Within the period between 1 January and 10 October 2019, 179 people, including 117 DPR servicemen, 21 civilian women, 38 civilian men and 3 children sustained injuries and traumas of varying severities as a result of armed aggression by Ukraine.
Within the period between 4 and 10 October 2019, no casualties were documented in the Donetsk People’s Republic.
Within the period between 1 January and 10 October 2019, 143 people, including 134 DPR servicemen, 6 civilian women and 3 civilian men died as a result of armed aggression by Ukraine.
To be specific, since the beginning of the armed conflict 4872 people died, including 81 children.
Officially confirmed information on individuals, who have been wounded since the beginning of the conflict continues to be reported to the Ombudsman’s Office in DPR.
- Register of the prisoners of war, missing soldiers
In the reporting period, the Ombudsman’s Office in the Donetsk People’s Republic didn’t receive any appeals on arrest.
Based on the updated figures as of 11 October 2019, 255 people are held by the Ukrainian side including:
– 82 of those whose presence on the territory of Ukraine had been established and confirmed. 6 people were released as they have served their sentence;
– 173 people whose whereabouts are unknown or are pending clarification by the Ukrainian side.
This week the Ombudsman’s Office in the Donetsk People’s Republic didn’t receive any appeals on missing persons.
As of 11 October 2019, 463 people are considered missing. They could have been taken prisoner in Ukraine.
- Register of displaced persons and affected citizens.
At the time of armed conflict, the civilian population living in the zone of fighting and near the contact line is often affected. With the view to protect the human right to life and security of the person, and to provide assistance to victims as a result of armed aggression by Ukraine, social housing objects (dormitories, preventative clinics, health care centres).
With the coming into force of the Order of the Head of the Donetsk People’s Republic No. 137 of 24.04.2018, Territorial commissions in cities and districts are now responsible for accommodating affected civilians.
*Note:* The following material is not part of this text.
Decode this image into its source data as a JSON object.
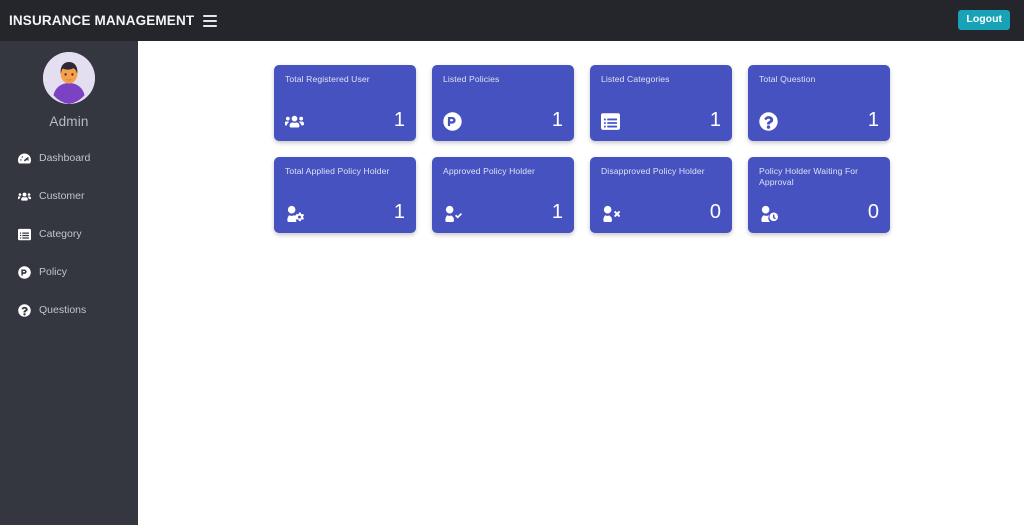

They work under supervision of the Republican Commission on Resettlement of Affected Persons chaired by the DPR Human Rights Ombudsman.
During the period of work between 5 and 11 October 2019, 5 people have applied to the Ombudsman’s Office on the issues related to being affected by the armed conflict. There are currently 1046 accommodation places in the Donetsk People’s Republic available for citizens affected by hostilities. Since the beginning of the conflict, 6809 people, including 1637 children have been registered as persons affected as a result of the conflict. 64 social housing objects have been opened in the territory of DPR (one object in Donetsk was closed for major renovation under decision of the Ministry of Education of the DPR). 53 of them operate, 11 of them are held in reserve. Currently, 2253 people live in social housing objects of the Donetsk Administration, including 420 underage children, 4556 people live in the housing fund, including 1217 children.